# Activity
Could you repeat word for word only the lines from the one containing "Convert this screenshot" to the last line of the data below?

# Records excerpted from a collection
- Opening Delimiter -
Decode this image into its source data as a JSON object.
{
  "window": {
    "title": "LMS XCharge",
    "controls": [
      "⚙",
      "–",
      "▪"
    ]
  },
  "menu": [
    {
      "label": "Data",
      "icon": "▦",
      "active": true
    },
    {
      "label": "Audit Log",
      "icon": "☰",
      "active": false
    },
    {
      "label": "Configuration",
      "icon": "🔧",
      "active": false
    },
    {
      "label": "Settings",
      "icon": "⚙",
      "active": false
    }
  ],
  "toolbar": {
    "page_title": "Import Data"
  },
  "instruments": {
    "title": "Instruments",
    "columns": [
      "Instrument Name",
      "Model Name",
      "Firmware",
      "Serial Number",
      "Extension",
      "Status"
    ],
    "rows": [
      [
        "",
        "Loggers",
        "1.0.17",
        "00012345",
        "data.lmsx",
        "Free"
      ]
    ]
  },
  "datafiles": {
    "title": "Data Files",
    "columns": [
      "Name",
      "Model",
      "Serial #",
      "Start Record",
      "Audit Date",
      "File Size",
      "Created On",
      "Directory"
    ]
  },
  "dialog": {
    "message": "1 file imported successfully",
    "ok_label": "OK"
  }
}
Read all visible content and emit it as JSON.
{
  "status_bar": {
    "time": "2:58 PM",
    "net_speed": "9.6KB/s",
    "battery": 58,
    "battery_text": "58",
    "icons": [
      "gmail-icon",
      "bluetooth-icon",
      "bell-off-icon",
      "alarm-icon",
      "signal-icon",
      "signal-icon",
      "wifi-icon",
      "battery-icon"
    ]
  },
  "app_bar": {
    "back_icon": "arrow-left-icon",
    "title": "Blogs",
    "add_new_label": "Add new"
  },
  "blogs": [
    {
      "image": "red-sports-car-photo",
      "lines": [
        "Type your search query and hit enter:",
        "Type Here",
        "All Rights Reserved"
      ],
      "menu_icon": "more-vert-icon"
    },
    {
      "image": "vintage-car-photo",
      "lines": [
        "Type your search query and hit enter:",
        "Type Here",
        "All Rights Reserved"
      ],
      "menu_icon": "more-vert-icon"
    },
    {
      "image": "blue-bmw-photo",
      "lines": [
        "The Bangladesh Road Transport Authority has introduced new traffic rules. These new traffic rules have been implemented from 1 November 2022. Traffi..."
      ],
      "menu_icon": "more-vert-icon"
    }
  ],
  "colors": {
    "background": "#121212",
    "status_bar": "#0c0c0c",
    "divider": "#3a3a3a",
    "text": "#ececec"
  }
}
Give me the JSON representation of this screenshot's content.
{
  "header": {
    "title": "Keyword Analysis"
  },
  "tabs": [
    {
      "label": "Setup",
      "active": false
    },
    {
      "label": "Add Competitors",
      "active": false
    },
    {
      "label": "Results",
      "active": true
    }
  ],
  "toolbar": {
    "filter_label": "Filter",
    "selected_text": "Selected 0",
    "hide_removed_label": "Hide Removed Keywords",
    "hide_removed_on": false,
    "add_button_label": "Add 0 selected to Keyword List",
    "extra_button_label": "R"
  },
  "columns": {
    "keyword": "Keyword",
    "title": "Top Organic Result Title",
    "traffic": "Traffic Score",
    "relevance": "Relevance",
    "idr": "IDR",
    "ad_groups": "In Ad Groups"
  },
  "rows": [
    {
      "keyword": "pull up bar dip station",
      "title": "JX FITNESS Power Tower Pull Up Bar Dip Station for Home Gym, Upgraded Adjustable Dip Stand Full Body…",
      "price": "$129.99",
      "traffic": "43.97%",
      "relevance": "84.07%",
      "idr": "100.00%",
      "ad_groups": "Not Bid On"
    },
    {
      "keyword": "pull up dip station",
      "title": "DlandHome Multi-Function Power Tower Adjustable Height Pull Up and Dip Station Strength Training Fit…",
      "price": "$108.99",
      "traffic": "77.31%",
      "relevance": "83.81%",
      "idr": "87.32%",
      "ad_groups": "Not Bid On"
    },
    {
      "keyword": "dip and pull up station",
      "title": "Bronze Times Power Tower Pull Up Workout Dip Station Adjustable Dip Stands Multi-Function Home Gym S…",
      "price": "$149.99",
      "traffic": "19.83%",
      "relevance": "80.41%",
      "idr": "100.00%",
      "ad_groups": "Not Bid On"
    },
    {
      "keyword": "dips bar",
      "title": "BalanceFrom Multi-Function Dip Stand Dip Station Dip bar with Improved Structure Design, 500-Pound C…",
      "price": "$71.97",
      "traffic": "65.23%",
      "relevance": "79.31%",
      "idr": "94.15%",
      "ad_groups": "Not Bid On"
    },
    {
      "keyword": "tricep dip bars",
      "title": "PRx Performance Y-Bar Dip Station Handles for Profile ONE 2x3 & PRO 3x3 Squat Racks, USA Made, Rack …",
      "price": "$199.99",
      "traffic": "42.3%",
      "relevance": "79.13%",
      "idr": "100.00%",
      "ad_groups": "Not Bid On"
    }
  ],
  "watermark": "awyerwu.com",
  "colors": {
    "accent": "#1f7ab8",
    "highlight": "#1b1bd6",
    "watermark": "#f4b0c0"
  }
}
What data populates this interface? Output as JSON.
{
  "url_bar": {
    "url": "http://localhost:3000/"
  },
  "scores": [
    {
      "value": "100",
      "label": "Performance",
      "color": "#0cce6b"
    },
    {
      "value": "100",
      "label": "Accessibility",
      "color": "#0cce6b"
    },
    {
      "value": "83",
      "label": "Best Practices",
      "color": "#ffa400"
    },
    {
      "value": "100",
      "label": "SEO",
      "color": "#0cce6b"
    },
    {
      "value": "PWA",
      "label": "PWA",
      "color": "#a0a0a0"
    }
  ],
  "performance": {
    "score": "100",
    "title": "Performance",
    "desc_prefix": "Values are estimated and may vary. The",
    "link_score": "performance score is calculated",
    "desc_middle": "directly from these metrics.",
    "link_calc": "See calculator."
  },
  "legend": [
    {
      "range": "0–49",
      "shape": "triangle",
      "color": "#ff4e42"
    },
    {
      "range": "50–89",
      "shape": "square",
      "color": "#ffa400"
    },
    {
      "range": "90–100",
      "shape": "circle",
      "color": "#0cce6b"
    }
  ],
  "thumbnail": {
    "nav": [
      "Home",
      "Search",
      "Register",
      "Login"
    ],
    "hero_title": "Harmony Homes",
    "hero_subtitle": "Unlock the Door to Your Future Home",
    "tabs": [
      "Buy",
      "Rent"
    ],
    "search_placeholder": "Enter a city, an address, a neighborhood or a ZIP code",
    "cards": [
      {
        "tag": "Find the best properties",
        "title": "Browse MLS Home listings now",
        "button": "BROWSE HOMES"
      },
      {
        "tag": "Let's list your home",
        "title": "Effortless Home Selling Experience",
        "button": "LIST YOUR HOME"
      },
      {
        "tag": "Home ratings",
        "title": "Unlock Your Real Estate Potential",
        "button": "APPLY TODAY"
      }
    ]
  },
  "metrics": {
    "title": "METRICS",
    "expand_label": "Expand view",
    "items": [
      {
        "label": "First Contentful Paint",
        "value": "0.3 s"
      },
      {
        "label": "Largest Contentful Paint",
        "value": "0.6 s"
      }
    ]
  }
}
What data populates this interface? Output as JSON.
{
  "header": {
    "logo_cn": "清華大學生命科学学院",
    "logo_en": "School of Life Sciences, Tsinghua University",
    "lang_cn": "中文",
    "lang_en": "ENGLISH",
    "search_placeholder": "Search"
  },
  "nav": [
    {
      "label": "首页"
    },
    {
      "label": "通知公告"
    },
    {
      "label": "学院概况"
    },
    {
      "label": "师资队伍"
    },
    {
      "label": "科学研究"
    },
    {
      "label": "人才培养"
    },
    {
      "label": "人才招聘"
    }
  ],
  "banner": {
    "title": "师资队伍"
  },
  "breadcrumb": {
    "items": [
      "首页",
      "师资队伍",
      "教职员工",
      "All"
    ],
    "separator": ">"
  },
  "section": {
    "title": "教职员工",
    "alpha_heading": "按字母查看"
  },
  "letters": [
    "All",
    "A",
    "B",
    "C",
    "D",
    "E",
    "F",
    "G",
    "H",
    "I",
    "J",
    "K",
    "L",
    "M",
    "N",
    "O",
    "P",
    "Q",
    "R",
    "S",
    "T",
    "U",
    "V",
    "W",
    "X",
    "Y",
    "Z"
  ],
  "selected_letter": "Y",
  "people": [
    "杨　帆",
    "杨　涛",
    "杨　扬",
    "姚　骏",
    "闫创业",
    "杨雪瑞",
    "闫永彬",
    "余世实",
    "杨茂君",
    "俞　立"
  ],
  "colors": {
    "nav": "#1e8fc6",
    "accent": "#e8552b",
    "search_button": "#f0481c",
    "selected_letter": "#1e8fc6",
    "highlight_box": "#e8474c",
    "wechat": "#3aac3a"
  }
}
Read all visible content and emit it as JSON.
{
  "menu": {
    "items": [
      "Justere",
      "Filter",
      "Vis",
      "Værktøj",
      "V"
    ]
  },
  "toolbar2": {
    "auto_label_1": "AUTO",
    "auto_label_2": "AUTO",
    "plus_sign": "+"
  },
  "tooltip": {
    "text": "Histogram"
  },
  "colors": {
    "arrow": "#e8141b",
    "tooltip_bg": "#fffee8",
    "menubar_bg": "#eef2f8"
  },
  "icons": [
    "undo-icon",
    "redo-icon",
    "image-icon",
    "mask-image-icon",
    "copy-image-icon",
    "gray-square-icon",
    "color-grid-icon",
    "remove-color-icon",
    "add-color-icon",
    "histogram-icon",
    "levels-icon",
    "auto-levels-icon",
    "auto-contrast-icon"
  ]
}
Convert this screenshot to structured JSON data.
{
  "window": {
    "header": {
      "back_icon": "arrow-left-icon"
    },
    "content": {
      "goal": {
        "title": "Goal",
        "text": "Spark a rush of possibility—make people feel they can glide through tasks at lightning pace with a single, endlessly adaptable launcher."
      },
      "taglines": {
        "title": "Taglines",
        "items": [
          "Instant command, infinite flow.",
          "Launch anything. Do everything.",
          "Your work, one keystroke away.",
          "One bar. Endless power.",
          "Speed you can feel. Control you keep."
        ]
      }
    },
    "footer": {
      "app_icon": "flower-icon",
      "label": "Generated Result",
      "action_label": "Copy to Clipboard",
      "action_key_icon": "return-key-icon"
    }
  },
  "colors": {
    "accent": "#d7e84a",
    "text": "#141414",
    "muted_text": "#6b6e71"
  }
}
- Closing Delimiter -
# Reply
Convert this screenshot to structured JSON data.
{
  "window": {
    "header": {
      "back_icon": "arrow-left-icon"
    },
    "content": {
      "goal": {
        "title": "Goal",
        "text": "Spark a rush of possibility—make people feel they can glide through tasks at lightning pace with a single, endlessly adaptable launcher."
      },
      "taglines": {
        "title": "Taglines",
        "items": [
          "Instant command, infinite flow.",
          "Launch anything. Do everything.",
          "Your work, one keystroke away.",
          "One bar. Endless power.",
          "Speed you can feel. Control you keep."
        ]
      }
    },
    "footer": {
      "app_icon": "flower-icon",
      "label": "Generated Result",
      "action_label": "Copy to Clipboard",
      "action_key_icon": "return-key-icon"
    }
  },
  "colors": {
    "accent": "#d7e84a",
    "text": "#141414",
    "muted_text": "#6b6e71"
  }
}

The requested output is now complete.